● **Entries from a dataset of interfaces**

◆ ◆ ◆ ◆

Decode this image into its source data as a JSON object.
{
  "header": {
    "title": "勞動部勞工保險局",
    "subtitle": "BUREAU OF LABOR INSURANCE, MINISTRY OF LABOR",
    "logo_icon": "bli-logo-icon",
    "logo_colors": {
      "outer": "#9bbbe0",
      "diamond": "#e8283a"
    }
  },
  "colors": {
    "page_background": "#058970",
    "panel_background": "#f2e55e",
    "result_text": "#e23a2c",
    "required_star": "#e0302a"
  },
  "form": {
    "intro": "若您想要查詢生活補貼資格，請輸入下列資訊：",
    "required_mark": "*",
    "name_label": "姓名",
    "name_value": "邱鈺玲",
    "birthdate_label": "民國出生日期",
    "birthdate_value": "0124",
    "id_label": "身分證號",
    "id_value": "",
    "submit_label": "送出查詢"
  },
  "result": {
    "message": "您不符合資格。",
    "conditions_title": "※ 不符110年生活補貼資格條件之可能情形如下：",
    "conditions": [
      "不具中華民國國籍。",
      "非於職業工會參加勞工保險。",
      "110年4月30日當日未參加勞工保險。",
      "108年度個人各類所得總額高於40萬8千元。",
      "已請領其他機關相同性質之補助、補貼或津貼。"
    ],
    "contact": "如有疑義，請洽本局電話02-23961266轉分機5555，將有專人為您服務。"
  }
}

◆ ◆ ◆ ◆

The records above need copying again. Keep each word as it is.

Decode this image into its source data as a JSON object.
{
  "header": {
    "title": "勞動部勞工保險局",
    "subtitle": "BUREAU OF LABOR INSURANCE, MINISTRY OF LABOR",
    "logo_icon": "bli-logo-icon",
    "logo_colors": {
      "outer": "#9bbbe0",
      "diamond": "#e8283a"
    }
  },
  "colors": {
    "page_background": "#058970",
    "panel_background": "#f2e55e",
    "result_text": "#e23a2c",
    "required_star": "#e0302a"
  },
  "form": {
    "intro": "若您想要查詢生活補貼資格，請輸入下列資訊：",
    "required_mark": "*",
    "name_label": "姓名",
    "name_value": "邱鈺玲",
    "birthdate_label": "民國出生日期",
    "birthdate_value": "0124",
    "id_label": "身分證號",
    "id_value": "",
    "submit_label": "送出查詢"
  },
  "result": {
    "message": "您不符合資格。",
    "conditions_title": "※ 不符110年生活補貼資格條件之可能情形如下：",
    "conditions": [
      "不具中華民國國籍。",
      "非於職業工會參加勞工保險。",
      "110年4月30日當日未參加勞工保險。",
      "108年度個人各類所得總額高於40萬8千元。",
      "已請領其他機關相同性質之補助、補貼或津貼。"
    ],
    "contact": "如有疑義，請洽本局電話02-23961266轉分機5555，將有專人為您服務。"
  }
}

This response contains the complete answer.